> Exercise directions
Where a line holds the word "복리후생", copy it from the records.

═════ Records for processing

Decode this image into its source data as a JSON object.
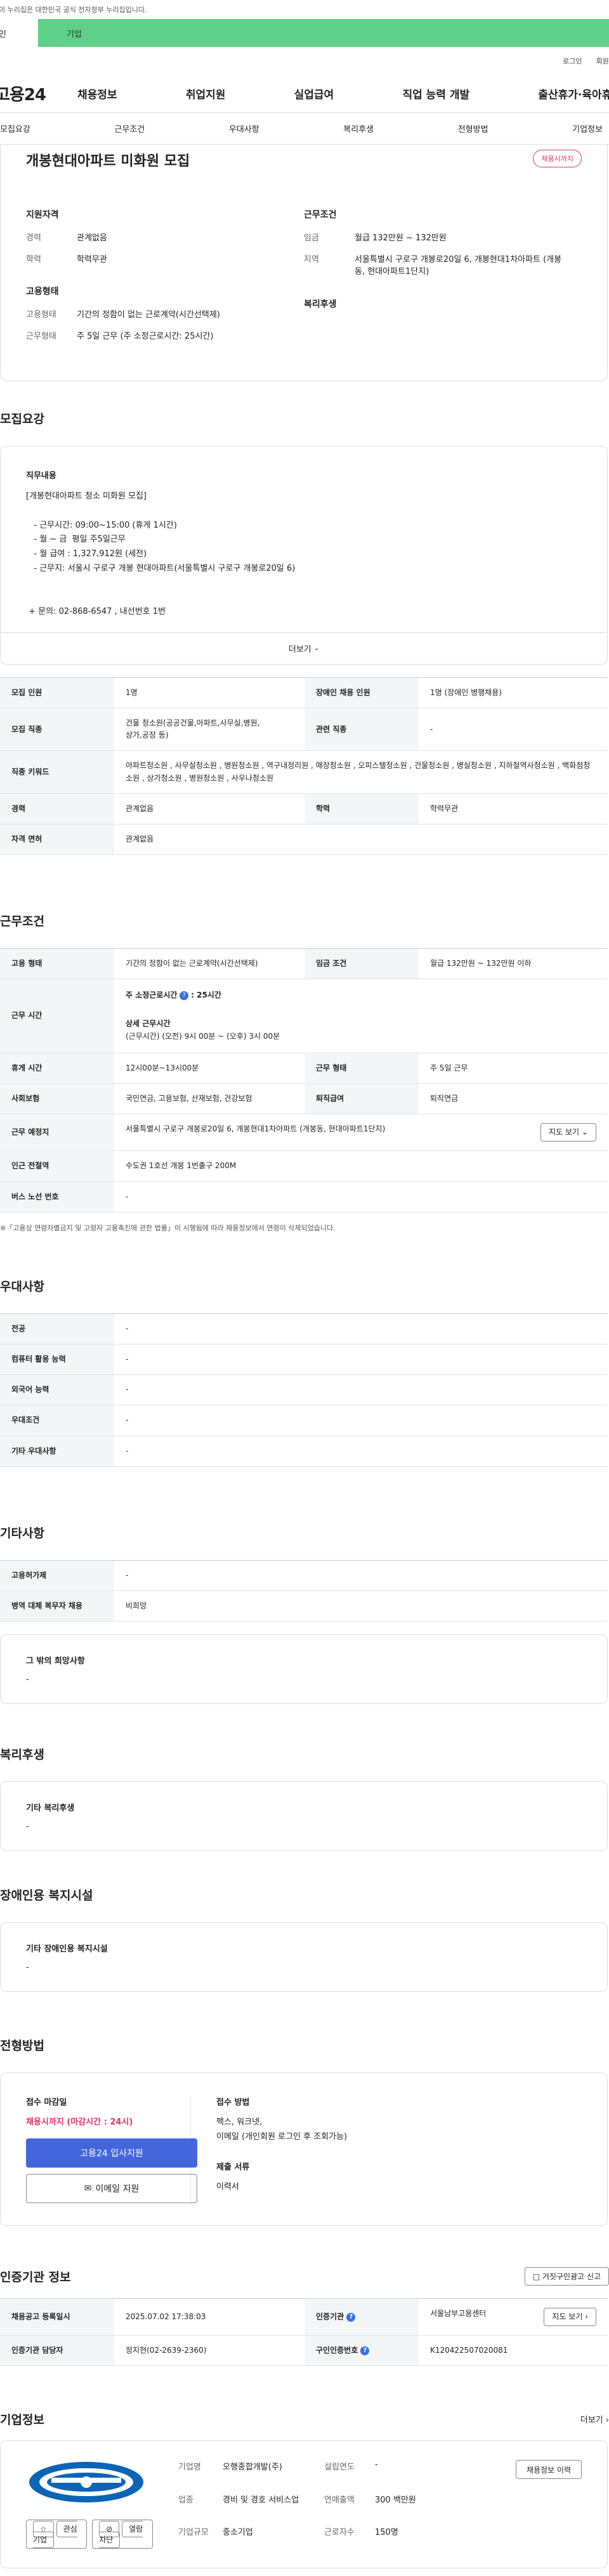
{
  "gov_banner": "이 누리집은 대한민국 공식 전자정부 누리집입니다.",
  "audience_tabs": {
    "individual": "개인",
    "business": "기업"
  },
  "util": {
    "login": "로그인",
    "join": "회원가입"
  },
  "logo": "고용24",
  "gnb": [
    "채용정보",
    "취업지원",
    "실업급여",
    "직업 능력 개발",
    "출산휴가·육아휴직"
  ],
  "subnav": [
    "모집요강",
    "근무조건",
    "우대사항",
    "복리후생",
    "전형방법",
    "기업정보"
  ],
  "summary": {
    "title": "개봉현대아파트 미화원 모집",
    "badge": "채용시까지",
    "qualification": {
      "heading": "지원자격",
      "items": [
        {
          "k": "경력",
          "v": "관계없음"
        },
        {
          "k": "학력",
          "v": "학력무관"
        }
      ]
    },
    "conditions": {
      "heading": "근무조건",
      "items": [
        {
          "k": "임금",
          "v": "월급 132만원 ~ 132만원"
        },
        {
          "k": "지역",
          "v": "서울특별시 구로구 개봉로20일 6, 개봉현대1차아파트 (개봉동, 현대아파트1단지)"
        }
      ]
    },
    "employment": {
      "heading": "고용형태",
      "items": [
        {
          "k": "고용형태",
          "v": "기간의 정함이 없는 근로계약(시간선택제)"
        },
        {
          "k": "근무형태",
          "v": "주 5일 근무 (주 소정근로시간: 25시간)"
        }
      ]
    },
    "welfare_heading": "복리후생"
  },
  "recruit": {
    "title": "모집요강",
    "duty_heading": "직무내용",
    "duty_lines": [
      "[개봉현대아파트 청소 미화원 모집]",
      "",
      "   - 근무시간: 09:00~15:00 (휴게 1시간)",
      "   - 월 ~ 금  평일 주5일근무",
      "   - 월 급여 : 1,327,912원 (세전)",
      "   - 근무지: 서울시 구로구 개봉 현대아파트(서울특별시 구로구 개봉로20일 6)",
      "",
      "",
      " + 문의: 02-868-6547 , 내선번호 1번"
    ],
    "more": "더보기",
    "rows": [
      {
        "k1": "모집 인원",
        "v1": "1명",
        "k2": "장애인 채용 인원",
        "v2": "1명 (장애인 병행채용)"
      },
      {
        "k1": "모집 직종",
        "v1": "건물 청소원(공공건물,아파트,사무실,병원,\n상가,공장 등)",
        "k2": "관련 직종",
        "v2": "-"
      },
      {
        "k1": "직종 키워드",
        "v1": "아파트청소원 , 사무실청소원 , 병원청소원 , 역구내정리원 , 매장청소원 , 오피스텔청소원 , 건물청소원 , 병실청소원 , 지하철역사청소원 , 백화점청소원 , 상가청소원 , 병원청소원 , 사우나청소원"
      },
      {
        "k1": "경력",
        "v1": "관계없음",
        "k2": "학력",
        "v2": "학력무관"
      },
      {
        "k1": "자격 면허",
        "v1": "관계없음"
      }
    ]
  },
  "work": {
    "title": "근무조건",
    "employment_k": "고용 형태",
    "employment_v": "기간의 정함이 없는 근로계약(시간선택제)",
    "wage_k": "임금 조건",
    "wage_v": "월급 132만원 ~ 132만원 이하",
    "hours_k": "근무 시간",
    "hours_weekly_label": "주 소정근로시간",
    "hours_weekly_value": ": 25시간",
    "hours_detail_label": "상세 근무시간",
    "hours_detail_value": "(근무시간) (오전) 9시 00분 ~ (오후) 3시 00분",
    "rest_k": "휴게 시간",
    "rest_v": "12시00분~13시00분",
    "form_k": "근무 형태",
    "form_v": "주 5일 근무",
    "ins_k": "사회보험",
    "ins_v": "국민연금, 고용보험, 산재보험, 건강보험",
    "sev_k": "퇴직급여",
    "sev_v": "퇴직연금",
    "place_k": "근무 예정지",
    "place_v": "서울특별시 구로구 개봉로20일 6, 개봉현대1차아파트 (개봉동, 현대아파트1단지)",
    "map_btn": "지도 보기",
    "subway_k": "인근 전철역",
    "subway_v": "수도권 1호선 개봉 1번출구 200M",
    "bus_k": "버스 노선 번호",
    "bus_v": "-",
    "note": "※「고용상 연령차별금지 및 고령자 고용촉진에 관한 법률」이 시행됨에 따라 채용정보에서 연령이 삭제되었습니다."
  },
  "preference": {
    "title": "우대사항",
    "rows": [
      {
        "k": "전공",
        "v": "-"
      },
      {
        "k": "컴퓨터 활용 능력",
        "v": "-"
      },
      {
        "k": "외국어 능력",
        "v": "-"
      },
      {
        "k": "우대조건",
        "v": "-"
      },
      {
        "k": "기타 우대사항",
        "v": "-"
      }
    ]
  },
  "etc": {
    "title": "기타사항",
    "rows": [
      {
        "k": "고용허가제",
        "v": "-"
      },
      {
        "k": "병역 대체 복무자 채용",
        "v": "비희망"
      }
    ],
    "other_heading": "그 밖의 희망사항",
    "other_value": "-"
  },
  "welfare": {
    "title": "복리후생",
    "heading": "기타 복리후생",
    "value": "-"
  },
  "disabled": {
    "title": "장애인용 복지시설",
    "heading": "기타 장애인용 복지시설",
    "value": "-"
  },
  "selection": {
    "title": "전형방법",
    "deadline_heading": "접수 마감일",
    "deadline": "채용시까지 (마감시간 : 24시)",
    "apply_btn": "고용24 입사지원",
    "email_btn": "이메일 지원",
    "method_heading": "접수 방법",
    "method_lines": [
      "팩스, 워크넷,",
      "이메일 (개인회원 로그인 후 조회가능)"
    ],
    "docs_heading": "제출 서류",
    "docs": "이력서"
  },
  "agency": {
    "title": "인증기관 정보",
    "report_btn": "거짓구인광고 신고",
    "date_k": "채용공고 등록일시",
    "date_v": "2025.07.02 17:38:03",
    "org_k": "인증기관",
    "org_v": "서울남부고용센터",
    "map_btn": "지도 보기",
    "mgr_k": "인증기관 담당자",
    "mgr_v": "정지현(02-2639-2360)",
    "no_k": "구인인증번호",
    "no_v": "K120422507020081"
  },
  "company": {
    "title": "기업정보",
    "more": "더보기",
    "fav_btn": "관심기업",
    "block_btn": "열람차단",
    "info": [
      {
        "k": "기업명",
        "v": "오행종합개발(주)",
        "k2": "설립연도",
        "v2": "-"
      },
      {
        "k": "업종",
        "v": "경비 및 경호 서비스업",
        "k2": "연매출액",
        "v2": "300 백만원"
      },
      {
        "k": "기업규모",
        "v": "중소기업",
        "k2": "근로자수",
        "v2": "150명"
      }
    ],
    "history_btn": "채용정보 이력",
    "logo_color": "#0b64b5"
  }
}
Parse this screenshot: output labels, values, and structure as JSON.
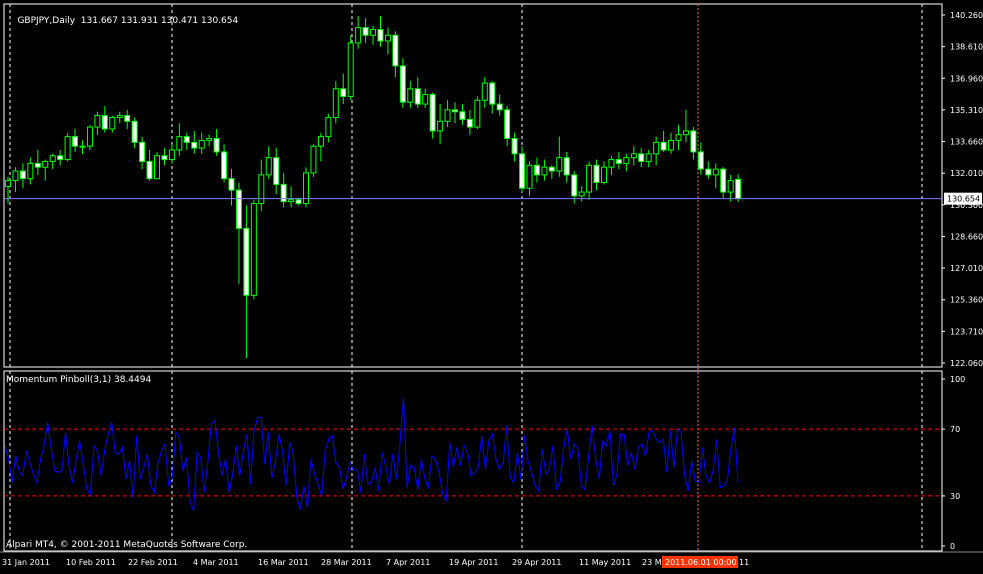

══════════

> Your response
    "복리후생",
    "welfare_heading": "복리후생"
    "title": "복리후생",
    "heading": "기타 복리후생",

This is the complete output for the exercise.